Although this is a reality of Russia, the temperatures during the competition were more akin to Ottawa’s near mid-March. Organizers had to employ various efforts to ensure that there was an adequate amount of snow for athletes to compete.

Like most of the Canadian athletes competing at the Winter Universiade, Slobodian will come back from Russia and enter competition at nationals.

She planned to arrive in Canada on March 14 and compete in the team sprints competition after just a single rest day.

She explains that racing as a whole is a good way to prepare, and the 15km mass start done during the FISU games will be the best way to prepare for nationals.

Throughout her time in Krasnoyarsk, she has learned a lot about the difference between local competitions and international competitions.

“What I’ve noticed is that a ski-race is a ski-race,” she recalls. “No matter where you are, you’re still ski-racing. The pace is what’s different. In Canada, because there is not as many of us I think there is times where if it’s a mass start race we can afford to not go as hard off the start.

“Whereas internationally it’s go, go, go all of the time. At least in the women’s races, I can’t speak for the men’s, you start and you’re just off – like a shotgun.”

During one of her races, she thought to herself that she may not qualify for the finals, something that she doesn’t often encounter here in Canada.
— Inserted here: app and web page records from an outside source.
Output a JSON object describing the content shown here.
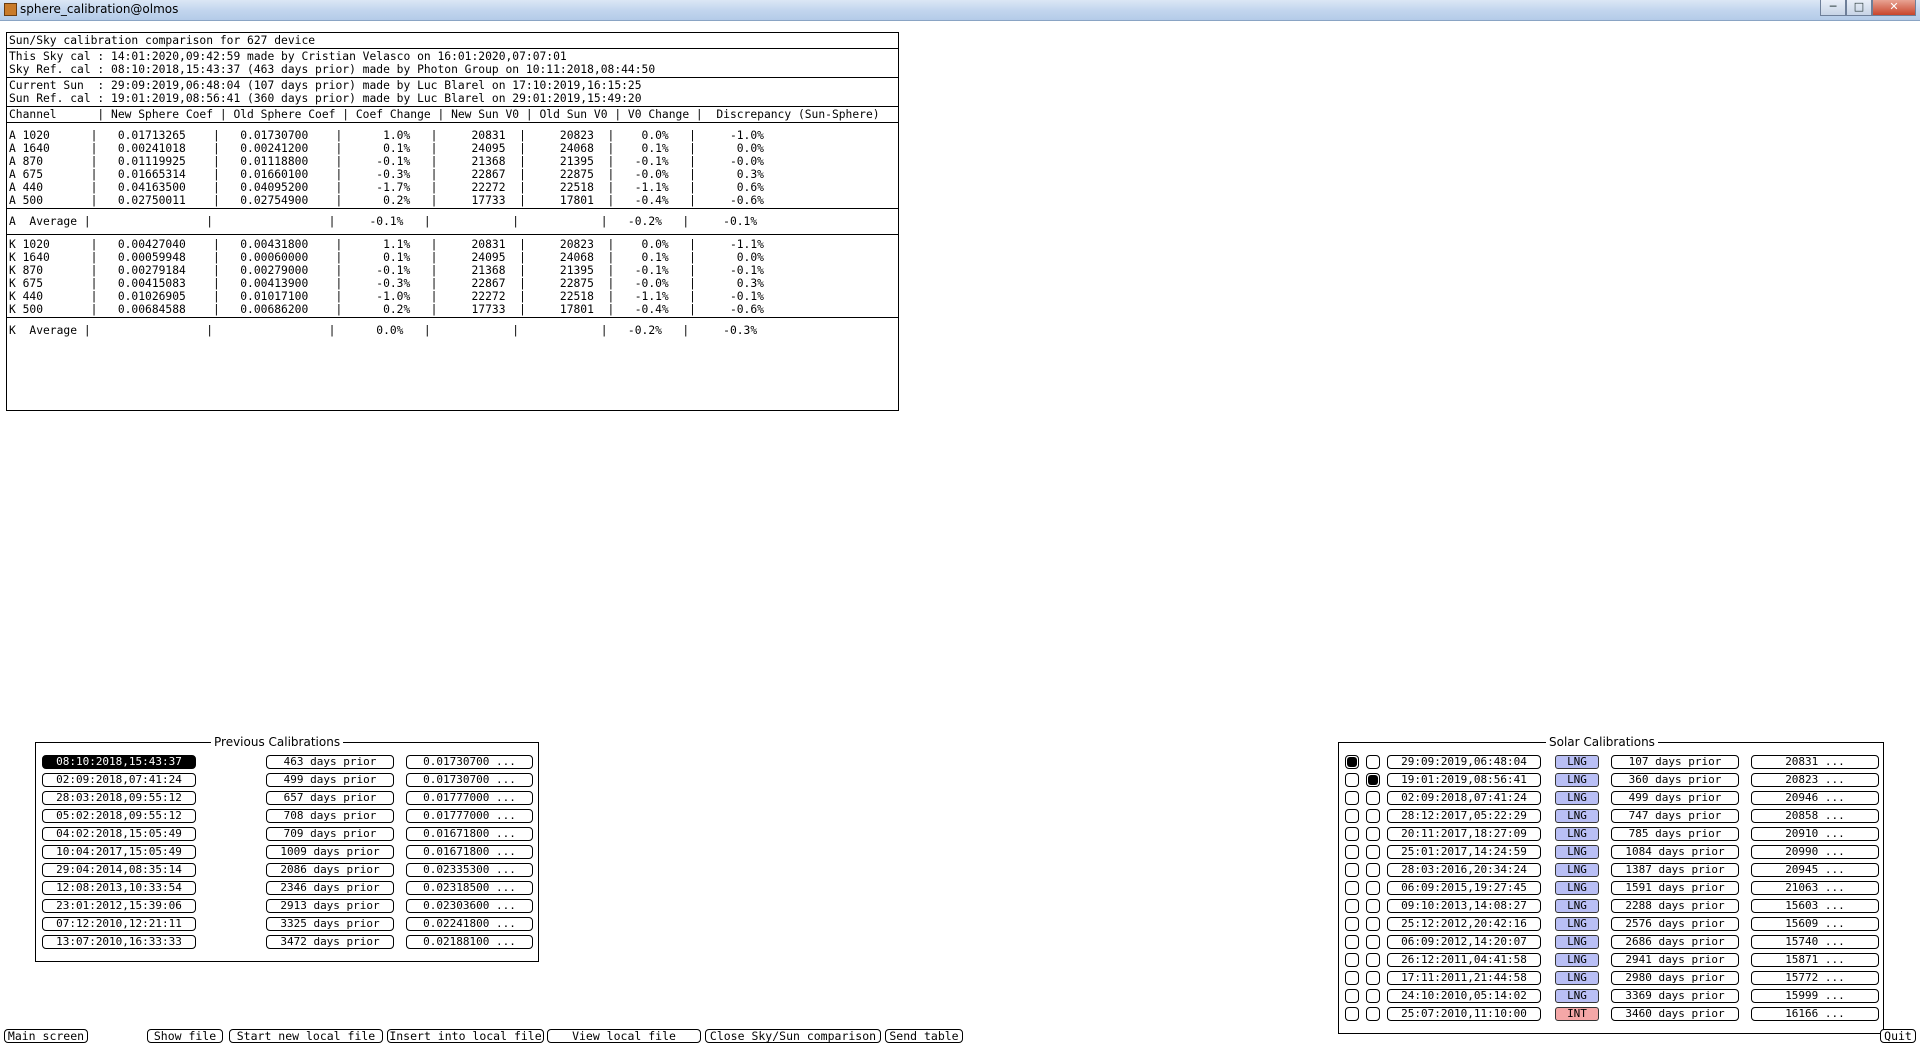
{
  "window": {
    "title": "sphere_calibration@olmos",
    "min": "─",
    "max": "□",
    "close": "✕"
  },
  "report": {
    "heading": "Sun/Sky calibration comparison for 627 device",
    "sky_lines": [
      "This Sky cal : 14:01:2020,09:42:59 made by Cristian Velasco on 16:01:2020,07:07:01",
      "Sky Ref. cal : 08:10:2018,15:43:37 (463 days prior) made by Photon Group on 10:11:2018,08:44:50"
    ],
    "sun_lines": [
      "Current Sun  : 29:09:2019,06:48:04 (107 days prior) made by Luc Blarel on 17:10:2019,16:15:25",
      "Sun Ref. cal : 19:01:2019,08:56:41 (360 days prior) made by Luc Blarel on 29:01:2019,15:49:20"
    ],
    "header": "Channel      | New Sphere Coef | Old Sphere Coef | Coef Change | New Sun V0 | Old Sun V0 | V0 Change |  Discrepancy (Sun-Sphere)",
    "a_rows": [
      "A 1020      |   0.01713265    |   0.01730700    |      1.0%   |     20831  |     20823  |    0.0%   |     -1.0%",
      "A 1640      |   0.00241018    |   0.00241200    |      0.1%   |     24095  |     24068  |    0.1%   |      0.0%",
      "A 870       |   0.01119925    |   0.01118800    |     -0.1%   |     21368  |     21395  |   -0.1%   |     -0.0%",
      "A 675       |   0.01665314    |   0.01660100    |     -0.3%   |     22867  |     22875  |   -0.0%   |      0.3%",
      "A 440       |   0.04163500    |   0.04095200    |     -1.7%   |     22272  |     22518  |   -1.1%   |      0.6%",
      "A 500       |   0.02750011    |   0.02754900    |      0.2%   |     17733  |     17801  |   -0.4%   |     -0.6%"
    ],
    "a_avg": "A  Average |                 |                 |     -0.1%   |            |            |   -0.2%   |     -0.1%",
    "k_rows": [
      "K 1020      |   0.00427040    |   0.00431800    |      1.1%   |     20831  |     20823  |    0.0%   |     -1.1%",
      "K 1640      |   0.00059948    |   0.00060000    |      0.1%   |     24095  |     24068  |    0.1%   |      0.0%",
      "K 870       |   0.00279184    |   0.00279000    |     -0.1%   |     21368  |     21395  |   -0.1%   |     -0.1%",
      "K 675       |   0.00415083    |   0.00413900    |     -0.3%   |     22867  |     22875  |   -0.0%   |      0.3%",
      "K 440       |   0.01026905    |   0.01017100    |     -1.0%   |     22272  |     22518  |   -1.1%   |     -0.1%",
      "K 500       |   0.00684588    |   0.00686200    |      0.2%   |     17733  |     17801  |   -0.4%   |     -0.6%"
    ],
    "k_avg": "K  Average |                 |                 |      0.0%   |            |            |   -0.2%   |     -0.3%"
  },
  "previous": {
    "title": "Previous Calibrations",
    "rows": [
      {
        "date": "08:10:2018,15:43:37",
        "prior": "463 days prior",
        "coef": "0.01730700 ...",
        "selected": true
      },
      {
        "date": "02:09:2018,07:41:24",
        "prior": "499 days prior",
        "coef": "0.01730700 ..."
      },
      {
        "date": "28:03:2018,09:55:12",
        "prior": "657 days prior",
        "coef": "0.01777000 ..."
      },
      {
        "date": "05:02:2018,09:55:12",
        "prior": "708 days prior",
        "coef": "0.01777000 ..."
      },
      {
        "date": "04:02:2018,15:05:49",
        "prior": "709 days prior",
        "coef": "0.01671800 ..."
      },
      {
        "date": "10:04:2017,15:05:49",
        "prior": "1009 days prior",
        "coef": "0.01671800 ..."
      },
      {
        "date": "29:04:2014,08:35:14",
        "prior": "2086 days prior",
        "coef": "0.02335300 ..."
      },
      {
        "date": "12:08:2013,10:33:54",
        "prior": "2346 days prior",
        "coef": "0.02318500 ..."
      },
      {
        "date": "23:01:2012,15:39:06",
        "prior": "2913 days prior",
        "coef": "0.02303600 ..."
      },
      {
        "date": "07:12:2010,12:21:11",
        "prior": "3325 days prior",
        "coef": "0.02241800 ..."
      },
      {
        "date": "13:07:2010,16:33:33",
        "prior": "3472 days prior",
        "coef": "0.02188100 ..."
      }
    ]
  },
  "solar": {
    "title": "Solar Calibrations",
    "rows": [
      {
        "r1": true,
        "r2": false,
        "date": "29:09:2019,06:48:04",
        "type": "LNG",
        "prior": "107 days prior",
        "v0": "20831 ..."
      },
      {
        "r1": false,
        "r2": true,
        "date": "19:01:2019,08:56:41",
        "type": "LNG",
        "prior": "360 days prior",
        "v0": "20823 ..."
      },
      {
        "r1": false,
        "r2": false,
        "date": "02:09:2018,07:41:24",
        "type": "LNG",
        "prior": "499 days prior",
        "v0": "20946 ..."
      },
      {
        "r1": false,
        "r2": false,
        "date": "28:12:2017,05:22:29",
        "type": "LNG",
        "prior": "747 days prior",
        "v0": "20858 ..."
      },
      {
        "r1": false,
        "r2": false,
        "date": "20:11:2017,18:27:09",
        "type": "LNG",
        "prior": "785 days prior",
        "v0": "20910 ..."
      },
      {
        "r1": false,
        "r2": false,
        "date": "25:01:2017,14:24:59",
        "type": "LNG",
        "prior": "1084 days prior",
        "v0": "20990 ..."
      },
      {
        "r1": false,
        "r2": false,
        "date": "28:03:2016,20:34:24",
        "type": "LNG",
        "prior": "1387 days prior",
        "v0": "20945 ..."
      },
      {
        "r1": false,
        "r2": false,
        "date": "06:09:2015,19:27:45",
        "type": "LNG",
        "prior": "1591 days prior",
        "v0": "21063 ..."
      },
      {
        "r1": false,
        "r2": false,
        "date": "09:10:2013,14:08:27",
        "type": "LNG",
        "prior": "2288 days prior",
        "v0": "15603 ..."
      },
      {
        "r1": false,
        "r2": false,
        "date": "25:12:2012,20:42:16",
        "type": "LNG",
        "prior": "2576 days prior",
        "v0": "15609 ..."
      },
      {
        "r1": false,
        "r2": false,
        "date": "06:09:2012,14:20:07",
        "type": "LNG",
        "prior": "2686 days prior",
        "v0": "15740 ..."
      },
      {
        "r1": false,
        "r2": false,
        "date": "26:12:2011,04:41:58",
        "type": "LNG",
        "prior": "2941 days prior",
        "v0": "15871 ..."
      },
      {
        "r1": false,
        "r2": false,
        "date": "17:11:2011,21:44:58",
        "type": "LNG",
        "prior": "2980 days prior",
        "v0": "15772 ..."
      },
      {
        "r1": false,
        "r2": false,
        "date": "24:10:2010,05:14:02",
        "type": "LNG",
        "prior": "3369 days prior",
        "v0": "15999 ..."
      },
      {
        "r1": false,
        "r2": false,
        "date": "25:07:2010,11:10:00",
        "type": "INT",
        "prior": "3460 days prior",
        "v0": "16166 ..."
      }
    ]
  },
  "bottom": {
    "main_screen": "Main screen",
    "show_file": "Show file",
    "start_new_local_file": "Start new local file",
    "insert_into_local_file": "Insert into local file",
    "view_local_file": "View local file",
    "close_comparison": "Close Sky/Sun comparison",
    "send_table": "Send table",
    "quit": "Quit"
  },
  "colors": {
    "lng_tag": "#b9bff5",
    "int_tag": "#f4a7a7",
    "titlebar": "#c3d6ee"
  }
}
She finished 36th and missed the chance, but still said she feels that it was the fastest she had ever moved on skis.

Katherine Denis

Katherine Denis has been skiing since she was 10 years old and has always dreamed of competing on an international level, representing Canada. At the Winter Universiade, she finally got her opportunity.

Although her goal was to reach a top-30 placing, she fell just short of the mark. Nonetheless, she has undoubtedly improved her racing from having the chance to face-off against some of the best athletes in her division.

In her spare time, Denis coaches young athletes and through her experiences in Russia, hopes to be a role model for those wanting follow in her path.

She recently competed at the OUA Nordic Skiing Championships, finishing as the University of Ottawa’s top ranked female athlete.

Denis will return from Russia to compete in nationals right away and hopes to finish strong despite the quick turnaround and the lengthy flight.

Mzia Lee Pottie

Ottawa’s Mzia Lee Pottie also made the trip to Russia, where she tested her combined shooting and skiing skills.

Lee Pottie has been skiing since she was seven. She explains that her experience as a skier may be different from others because she began cross-country skiing before having to change clubs in order to begin competing in biathlon.

She was exuberant about her experience at the Winter Universiade.

“Racing here for the first time at a FISU competition has been absolutely amazing,” Lee Pottie says. “It is quite different racing against multiple countries in a very organized and professional setting. It’s such a special experience that I am able to attend and compete in.”

Lee-Pottie says the biggest difference between local and international races is how the event’s organized.

“The fans make you feel like a star no matter how well you do in the races and that is a very special feeling for me considering I’m such a young athlete and competitor in the race,” Lee Pottie says.

Although she hopes to attend the next Universiade Winter Games being held two years from now in Switzerland, her full-time studies at McGill University make it difficult to train for biathlon out of Montreal. Still, her goals are to be involved in the sport regardless of if she continues competing.

Four others from the nation’s capital made the trip to Russia to participate at the 2019 FISU Games. These include Alexandre Cadieux, who is an 18-year-old snowboarder from the University of Ottawa; snowboarding coach Cassandra Smith; Chef de Mission Roger Archambault; and operations manager Lia Taha Cheng.

HELP SHINE A LIGHT ON LOCAL SPORT! The Ottawa Sports Pages has proudly provided a voice for local sport for over 10 years, but we need your help to continue another 10 and beyond. Please donate to the Ottawa Sports Pages Fund today.

Leave a Reply